Deepen your relationships with the plants you engage, develop your own personal ethics, and methods of sustainable and mutually beneficial harvesting in the wild. Engage with the spirit of your harvest, respond to their needs there is much more to be reaped than meets the eye.
On to the harvest
- Our Northern American evergreens have been suffering from an infestation of Borers that have decimated huge tracts of our forests. I always carry a long wire with me when I harvest sap. Whenever I see a hole under a patch of sap, I insert the wire to the depth of the hole, and destroy the grub therein. Not a planet saving move on its own, but if we all held the well being of the trees and all nature’s citizens in mind while we were taking what we wanted from them, it would, I believe, make a difference. Not only in the world, but in the products we create from nature.
- In the winter the tree is dormant, the cold weather inhibits the growth of organisms and micro organisms that could attack an exposed area of the tree. This is when it is ideal to harvest our sap.
- Try not to scrape the sap down to the bare wood. There is plenty for you and the tree.
- If you get ahead of me, and try to distill these saps before the next post, please be very careful! They are extremely volatile! Keep vapours away from open flames and perform a hydro or steam distillation. Don’t heat the saps directly!
This is all for now. Part 2 will address a bit more of how to harvest and the distillation process.
I could not in good conscience, write a post about distilling from the wild, without first laying down some clear directions for ethical and sustainable wildcrafting. I apologize for the length and any excess meandering. It is obvious where my passion lies. I would feel terrible if I found that someone was hacking at trees after reading this post. Especially with that disturbing photo of turpentine collection….
If you do not have these trees in your area, or if you would like to buy ethically and sustainably harvested saps from someone who is passionately involved with the ethics and sustainability of wildcrafting, I have some beautiful fresh White Pine and Spruce saps for sale in my Etsy store. Click on the photo below or any of the Etsy badges in the sidebar to find out more.

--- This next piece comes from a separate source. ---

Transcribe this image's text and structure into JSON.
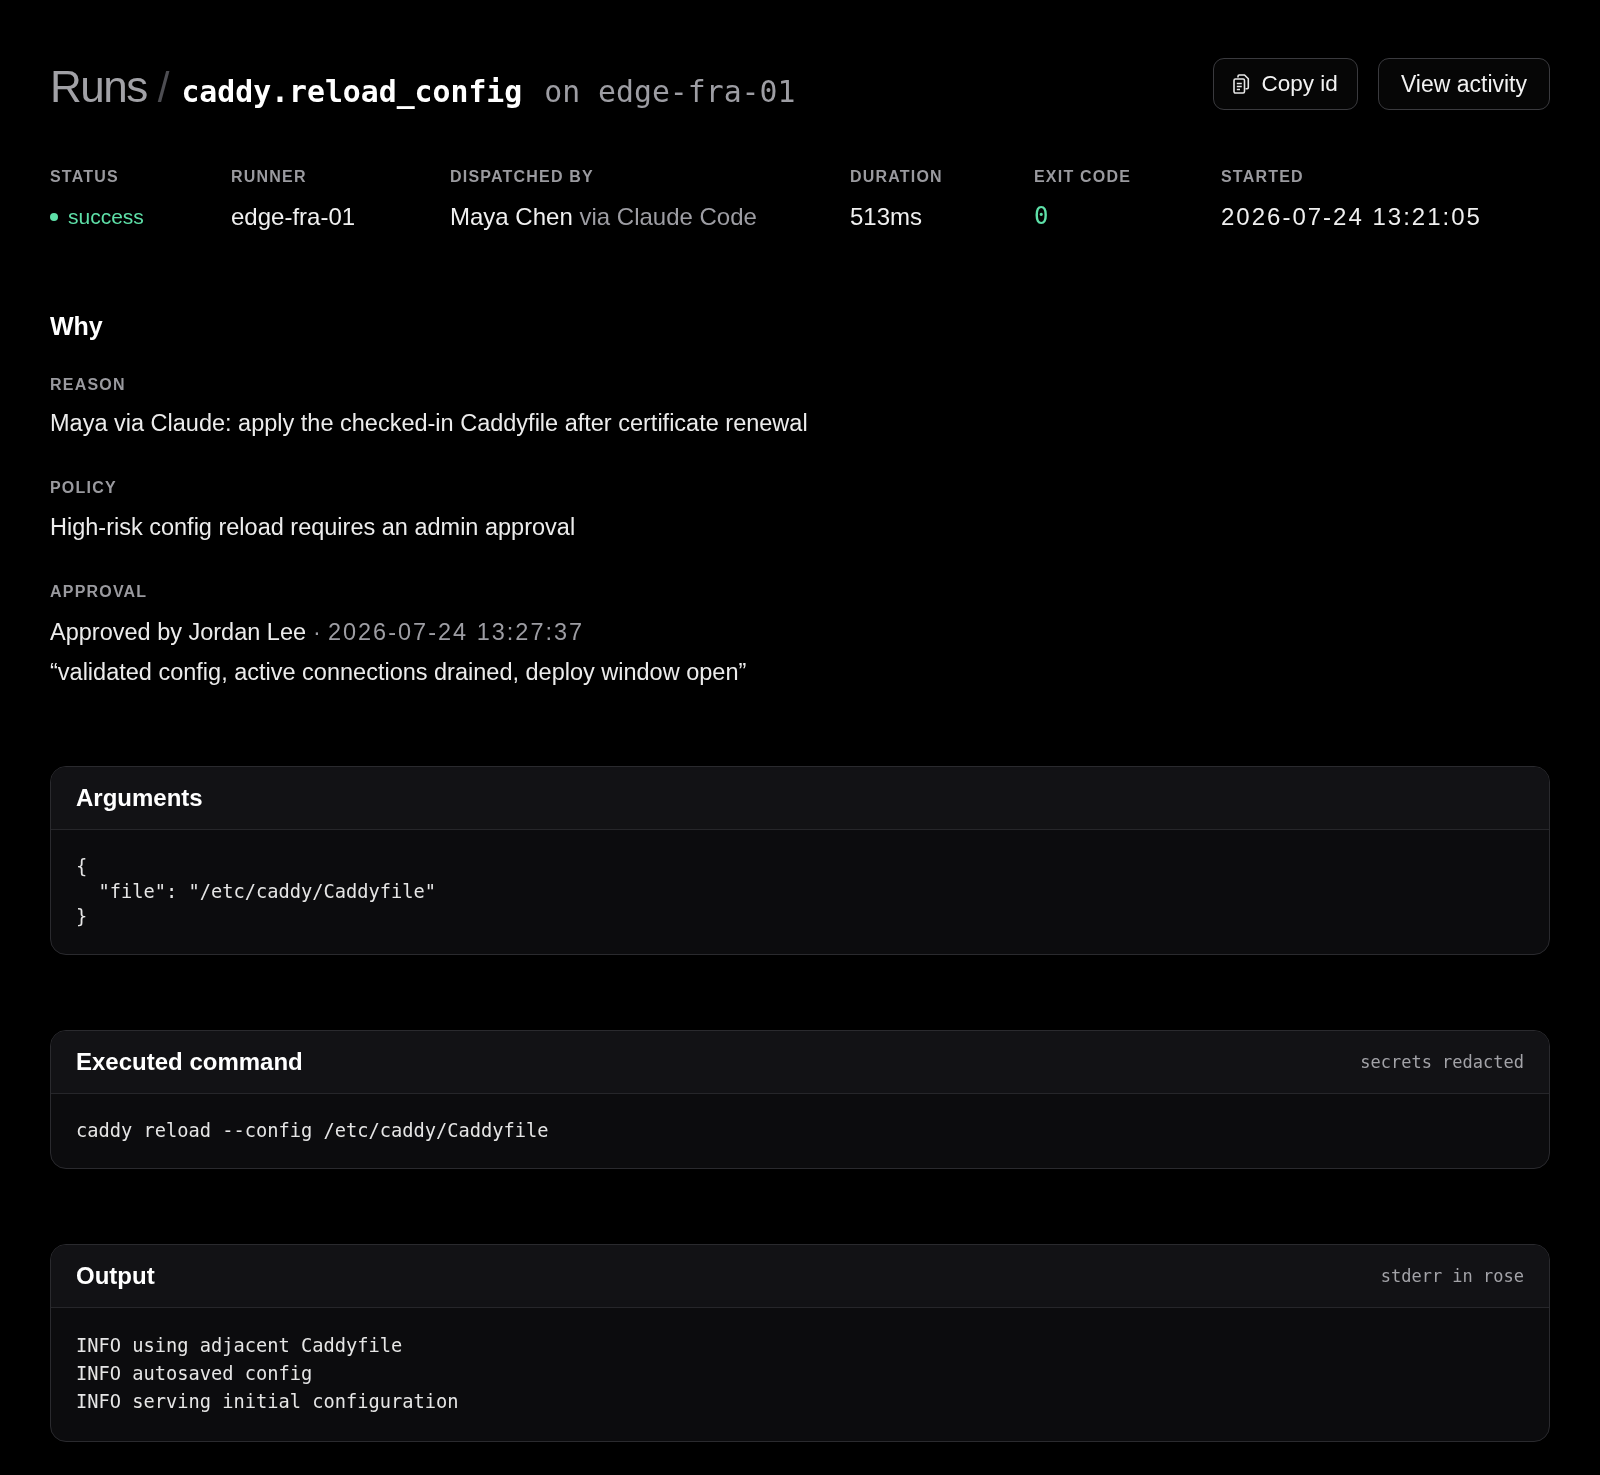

Fresh Spruce and Pine saps Ethically and sustainably collected
Disclaimer- This post does in no way imply one should harvest from city or private property, or if in the Hamilton/Burlington area, stray from the marked trails on RBG property.